%%

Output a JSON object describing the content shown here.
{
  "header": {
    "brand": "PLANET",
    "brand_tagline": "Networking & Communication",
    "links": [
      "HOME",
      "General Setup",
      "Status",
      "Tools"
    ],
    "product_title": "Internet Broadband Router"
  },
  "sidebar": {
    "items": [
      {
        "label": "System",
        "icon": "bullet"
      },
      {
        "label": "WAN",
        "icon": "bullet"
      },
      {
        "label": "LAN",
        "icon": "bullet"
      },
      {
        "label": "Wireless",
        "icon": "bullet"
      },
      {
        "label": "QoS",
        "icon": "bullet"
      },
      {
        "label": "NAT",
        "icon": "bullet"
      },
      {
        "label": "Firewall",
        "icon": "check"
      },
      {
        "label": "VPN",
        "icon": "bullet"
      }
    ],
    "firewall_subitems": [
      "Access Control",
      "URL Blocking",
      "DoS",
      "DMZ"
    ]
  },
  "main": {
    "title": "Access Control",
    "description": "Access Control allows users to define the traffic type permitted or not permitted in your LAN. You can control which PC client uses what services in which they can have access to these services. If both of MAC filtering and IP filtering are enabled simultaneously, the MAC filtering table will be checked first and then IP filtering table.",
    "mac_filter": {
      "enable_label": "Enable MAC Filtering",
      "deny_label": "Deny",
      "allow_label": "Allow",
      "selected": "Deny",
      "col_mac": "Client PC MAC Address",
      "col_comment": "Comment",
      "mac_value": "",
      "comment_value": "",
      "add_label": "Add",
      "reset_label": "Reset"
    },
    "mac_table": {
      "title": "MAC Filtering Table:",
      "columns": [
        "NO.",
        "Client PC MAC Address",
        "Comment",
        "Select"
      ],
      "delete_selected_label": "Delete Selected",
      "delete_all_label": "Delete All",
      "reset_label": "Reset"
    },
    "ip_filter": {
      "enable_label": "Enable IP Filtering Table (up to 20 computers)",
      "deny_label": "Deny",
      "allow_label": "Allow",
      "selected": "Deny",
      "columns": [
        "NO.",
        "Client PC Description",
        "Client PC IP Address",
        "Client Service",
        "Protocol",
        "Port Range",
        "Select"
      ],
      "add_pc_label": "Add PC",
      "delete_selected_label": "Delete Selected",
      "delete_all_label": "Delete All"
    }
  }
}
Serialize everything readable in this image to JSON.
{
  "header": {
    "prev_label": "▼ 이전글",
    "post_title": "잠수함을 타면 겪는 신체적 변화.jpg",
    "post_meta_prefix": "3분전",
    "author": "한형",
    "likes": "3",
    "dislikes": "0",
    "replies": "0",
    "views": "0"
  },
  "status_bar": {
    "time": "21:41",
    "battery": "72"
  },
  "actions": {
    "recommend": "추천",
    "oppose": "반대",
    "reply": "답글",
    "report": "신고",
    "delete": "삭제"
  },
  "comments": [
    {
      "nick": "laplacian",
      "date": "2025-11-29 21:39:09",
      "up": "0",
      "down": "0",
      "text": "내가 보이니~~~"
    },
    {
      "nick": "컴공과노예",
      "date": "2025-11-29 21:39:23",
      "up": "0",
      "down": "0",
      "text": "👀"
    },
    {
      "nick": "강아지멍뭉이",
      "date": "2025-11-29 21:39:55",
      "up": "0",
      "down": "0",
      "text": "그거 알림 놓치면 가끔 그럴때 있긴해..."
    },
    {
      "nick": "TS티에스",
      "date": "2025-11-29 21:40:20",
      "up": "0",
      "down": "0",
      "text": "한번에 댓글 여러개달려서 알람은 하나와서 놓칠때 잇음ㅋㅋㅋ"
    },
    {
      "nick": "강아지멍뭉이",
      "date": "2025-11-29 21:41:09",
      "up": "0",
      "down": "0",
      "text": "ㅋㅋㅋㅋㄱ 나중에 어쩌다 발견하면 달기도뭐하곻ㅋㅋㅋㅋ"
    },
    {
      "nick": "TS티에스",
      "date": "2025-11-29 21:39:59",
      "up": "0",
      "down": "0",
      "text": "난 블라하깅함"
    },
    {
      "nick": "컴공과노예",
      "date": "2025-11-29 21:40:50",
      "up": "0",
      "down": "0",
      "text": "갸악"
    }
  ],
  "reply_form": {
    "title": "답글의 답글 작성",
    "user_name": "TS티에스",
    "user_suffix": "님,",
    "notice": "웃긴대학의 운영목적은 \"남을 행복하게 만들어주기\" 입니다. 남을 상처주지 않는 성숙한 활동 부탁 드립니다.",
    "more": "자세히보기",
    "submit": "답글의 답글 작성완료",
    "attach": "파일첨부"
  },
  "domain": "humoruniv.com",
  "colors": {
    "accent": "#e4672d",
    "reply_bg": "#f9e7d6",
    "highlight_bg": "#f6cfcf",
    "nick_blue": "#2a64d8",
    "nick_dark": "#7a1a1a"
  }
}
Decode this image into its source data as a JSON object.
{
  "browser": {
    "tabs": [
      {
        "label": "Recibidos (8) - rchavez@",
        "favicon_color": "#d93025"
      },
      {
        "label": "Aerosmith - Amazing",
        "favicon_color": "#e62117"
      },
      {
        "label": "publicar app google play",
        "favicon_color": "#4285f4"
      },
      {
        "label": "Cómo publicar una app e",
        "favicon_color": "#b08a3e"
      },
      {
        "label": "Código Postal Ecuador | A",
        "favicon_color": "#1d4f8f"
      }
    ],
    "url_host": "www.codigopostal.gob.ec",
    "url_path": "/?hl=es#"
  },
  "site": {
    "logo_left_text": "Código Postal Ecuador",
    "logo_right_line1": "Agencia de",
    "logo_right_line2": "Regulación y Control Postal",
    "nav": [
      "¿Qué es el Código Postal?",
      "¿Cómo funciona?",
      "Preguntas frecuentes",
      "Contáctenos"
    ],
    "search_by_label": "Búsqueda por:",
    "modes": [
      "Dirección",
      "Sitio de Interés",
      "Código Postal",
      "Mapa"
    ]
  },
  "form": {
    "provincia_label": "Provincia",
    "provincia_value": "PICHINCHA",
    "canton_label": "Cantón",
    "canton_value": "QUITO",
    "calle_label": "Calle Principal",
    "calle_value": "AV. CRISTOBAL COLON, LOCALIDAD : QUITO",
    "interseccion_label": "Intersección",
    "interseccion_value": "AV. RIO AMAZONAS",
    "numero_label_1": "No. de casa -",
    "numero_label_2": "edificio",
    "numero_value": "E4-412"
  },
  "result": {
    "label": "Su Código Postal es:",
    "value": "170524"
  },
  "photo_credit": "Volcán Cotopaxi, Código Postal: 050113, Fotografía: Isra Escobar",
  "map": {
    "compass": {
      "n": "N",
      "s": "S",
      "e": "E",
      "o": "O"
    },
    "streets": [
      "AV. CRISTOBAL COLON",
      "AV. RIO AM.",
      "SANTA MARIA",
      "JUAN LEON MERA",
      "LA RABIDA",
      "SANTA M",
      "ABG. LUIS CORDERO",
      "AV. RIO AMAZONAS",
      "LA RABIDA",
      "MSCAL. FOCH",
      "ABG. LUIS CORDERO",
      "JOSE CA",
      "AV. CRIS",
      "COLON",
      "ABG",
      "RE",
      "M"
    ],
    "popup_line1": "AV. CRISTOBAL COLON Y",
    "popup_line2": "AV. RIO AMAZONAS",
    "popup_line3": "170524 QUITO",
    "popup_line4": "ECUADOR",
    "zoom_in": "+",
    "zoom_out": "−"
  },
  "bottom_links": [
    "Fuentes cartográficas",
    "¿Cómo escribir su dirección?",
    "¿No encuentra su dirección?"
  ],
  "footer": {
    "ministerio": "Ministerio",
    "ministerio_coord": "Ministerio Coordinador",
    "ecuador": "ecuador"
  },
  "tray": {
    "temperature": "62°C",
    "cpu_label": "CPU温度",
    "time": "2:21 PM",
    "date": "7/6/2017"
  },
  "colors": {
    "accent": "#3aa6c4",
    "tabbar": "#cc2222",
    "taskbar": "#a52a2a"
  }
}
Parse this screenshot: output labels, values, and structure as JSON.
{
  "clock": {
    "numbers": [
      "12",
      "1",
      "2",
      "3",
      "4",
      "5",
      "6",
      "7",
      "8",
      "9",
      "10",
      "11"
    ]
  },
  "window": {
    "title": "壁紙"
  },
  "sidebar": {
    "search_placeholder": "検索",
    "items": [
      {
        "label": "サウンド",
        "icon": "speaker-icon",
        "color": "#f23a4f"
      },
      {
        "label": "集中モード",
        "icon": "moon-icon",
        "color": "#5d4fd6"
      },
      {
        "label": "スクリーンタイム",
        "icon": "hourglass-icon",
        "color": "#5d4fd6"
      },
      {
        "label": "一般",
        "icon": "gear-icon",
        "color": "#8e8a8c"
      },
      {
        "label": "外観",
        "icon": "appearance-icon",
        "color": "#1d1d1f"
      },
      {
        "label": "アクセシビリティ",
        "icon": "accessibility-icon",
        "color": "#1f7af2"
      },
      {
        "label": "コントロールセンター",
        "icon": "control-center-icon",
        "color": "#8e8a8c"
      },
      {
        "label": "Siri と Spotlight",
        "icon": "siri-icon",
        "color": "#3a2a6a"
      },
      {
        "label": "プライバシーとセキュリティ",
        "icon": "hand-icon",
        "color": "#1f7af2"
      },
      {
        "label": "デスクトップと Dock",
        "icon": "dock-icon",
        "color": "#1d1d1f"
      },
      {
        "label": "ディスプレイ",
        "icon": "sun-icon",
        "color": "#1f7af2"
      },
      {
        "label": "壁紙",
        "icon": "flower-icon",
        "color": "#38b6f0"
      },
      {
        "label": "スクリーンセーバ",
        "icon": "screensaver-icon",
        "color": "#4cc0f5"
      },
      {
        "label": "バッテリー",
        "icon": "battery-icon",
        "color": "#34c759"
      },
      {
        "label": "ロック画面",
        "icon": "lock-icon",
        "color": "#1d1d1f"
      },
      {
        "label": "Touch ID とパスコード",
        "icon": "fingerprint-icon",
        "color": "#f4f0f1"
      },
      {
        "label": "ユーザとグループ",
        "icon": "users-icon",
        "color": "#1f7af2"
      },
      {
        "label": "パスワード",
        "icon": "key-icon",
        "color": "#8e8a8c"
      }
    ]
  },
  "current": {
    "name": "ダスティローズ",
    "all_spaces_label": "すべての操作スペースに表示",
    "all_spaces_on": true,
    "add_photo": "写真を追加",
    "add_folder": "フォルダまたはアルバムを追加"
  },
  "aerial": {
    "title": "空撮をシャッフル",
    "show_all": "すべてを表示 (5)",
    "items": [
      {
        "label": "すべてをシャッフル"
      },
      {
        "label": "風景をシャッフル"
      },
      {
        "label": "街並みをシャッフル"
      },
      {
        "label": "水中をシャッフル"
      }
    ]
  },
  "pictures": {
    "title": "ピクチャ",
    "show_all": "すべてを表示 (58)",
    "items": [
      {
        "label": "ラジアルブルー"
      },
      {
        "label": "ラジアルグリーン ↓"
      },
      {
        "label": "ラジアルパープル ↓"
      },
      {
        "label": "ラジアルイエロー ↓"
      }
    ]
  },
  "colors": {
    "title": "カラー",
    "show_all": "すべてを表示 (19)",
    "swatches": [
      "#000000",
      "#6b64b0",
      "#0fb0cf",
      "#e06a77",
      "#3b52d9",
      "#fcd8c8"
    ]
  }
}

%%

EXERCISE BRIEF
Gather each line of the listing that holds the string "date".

WORKED SOLUTION
      "date": "2025-11-29 21:39:09",
      "date": "2025-11-29 21:39:23",
      "date": "2025-11-29 21:39:55",
      "date": "2025-11-29 21:40:20",
      "date": "2025-11-29 21:41:09",
      "date": "2025-11-29 21:39:59",
      "date": "2025-11-29 21:40:50",
    "date": "7/6/2017"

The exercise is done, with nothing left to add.